Mr McGuinness asked the Committee to consider the impact on Mr Robertson if his licence was suspended at this time.  He said that he was a married man with two young children and that he had a mortgage.  He advised that over the last month or so Mr Robertson had only managed to work his taxi on one occasion as he was so anxious about things.  He said that the family have managed to live off savings and have had financial assistance from parents.  He advised that Mr Robertson’s wife had also been off work due to anxiety which stemmed from all this.  He said that this family unit were under enormous pressure at this time.  He advised that if Mr Robertson’s licence was suspended it may be several months before the Procurator Fiscal made a determination and that would only be the start of it.  He explained that there would be a process through the Court system which again could add three months.  He said that it could be July or August before Court proceedings reached a conclusion.  He advised that if Mr Robertson’s licence was suspended today this would result in irreparable financial harm to this family unit.  He indicated that the two children would feel the brunt of it and said that there would be substantial mortgage arrears and personal debt.  He said that at the end of the process Mr Robertson could be acquitted in late summer of 2020 but his life would be in ruins if his licence was suspended today.  He referred again to the presumption of innocence not being a silver bullet and said that he could imagine if a taxi driver was found with live firm arms an allegation of this sort would be serious enough to warrant the immediate suspension of a licence.  Mr McGuinness referred to the charges against Mr Robertson relating to simple possession of a very small amount of a controlled substance.  He suggested that this was not serious enough to displace the presumption of innocence, particularly having regard to the impact the suspension would have on this family.  He confirmed that Mr Robertson had no previous convictions under the Misuse of Drugs Act and that this was the first time he had ever faced the possibility of Court proceedings under this legislation.

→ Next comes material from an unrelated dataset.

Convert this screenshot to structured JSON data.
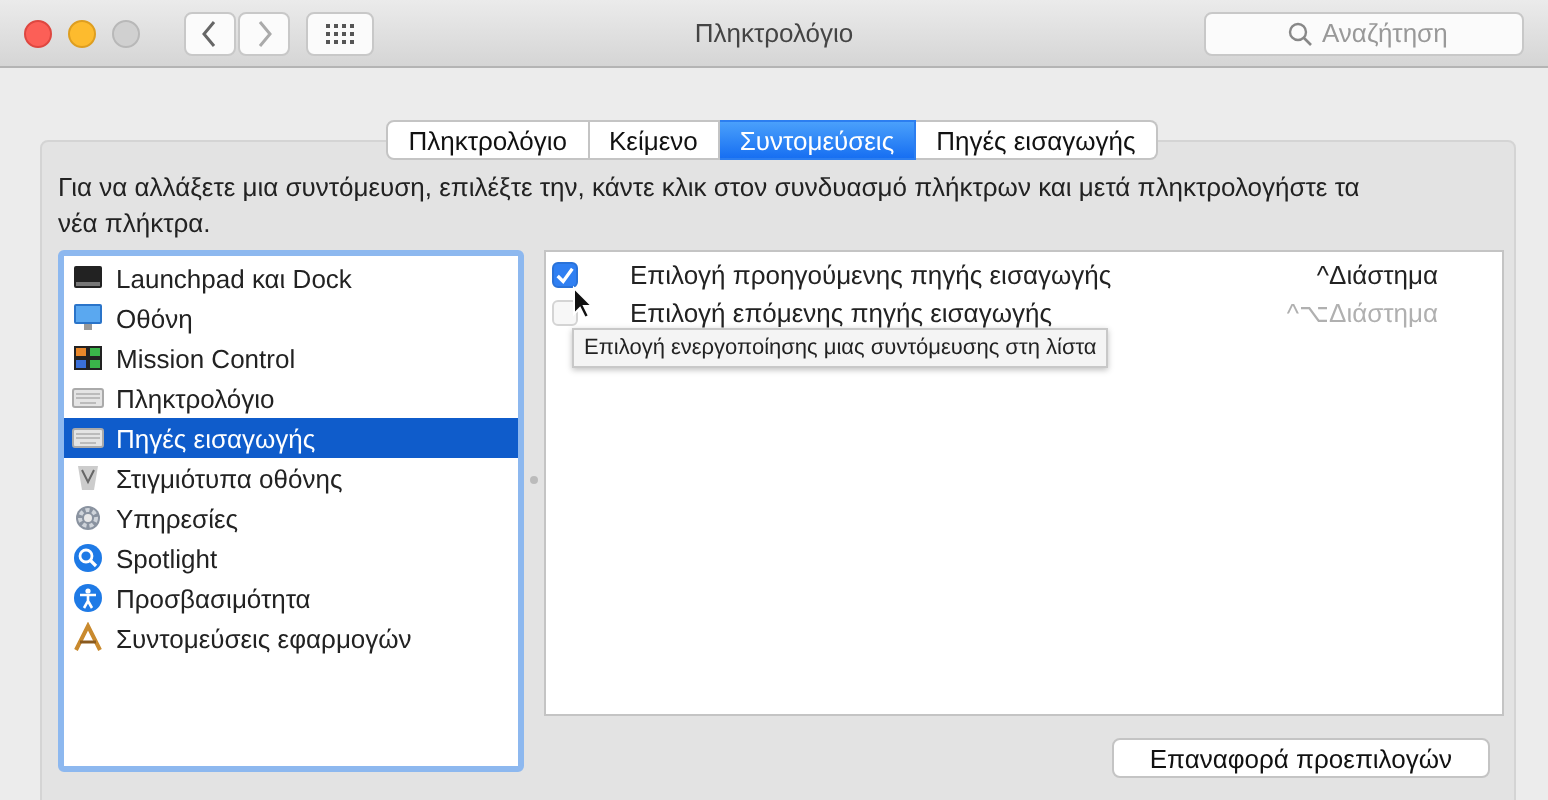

He invited the Committee to refuse the Chief Constable’s request and allow Mr Robertson to continue to provide for his family.




Councillor Trail asked Mr McGuinness if Mr Robertson would be willing to give a statement on what happened and if there were any mitigating circumstances.  Mr McGuinness said that it appeared Mr Robertson had a defence but advised that it would be highly inappropriate to disclose that before any Court appearance.


Councillor Trail commented that there was nothing to say whether or not Mr Robertson was a regular drug supplier or was using his taxi to supply drugs.  He said that if the Committee allowed Mr Robertson to continue this for another 4 or 6 months then it would be on the Committee’s conscious.  Mr McGuinness advised that there were no suggestions that this was taking place.  He referred to the allegation read out by Sgt Maginnis and said there  ...  view the full minutes text for item 3.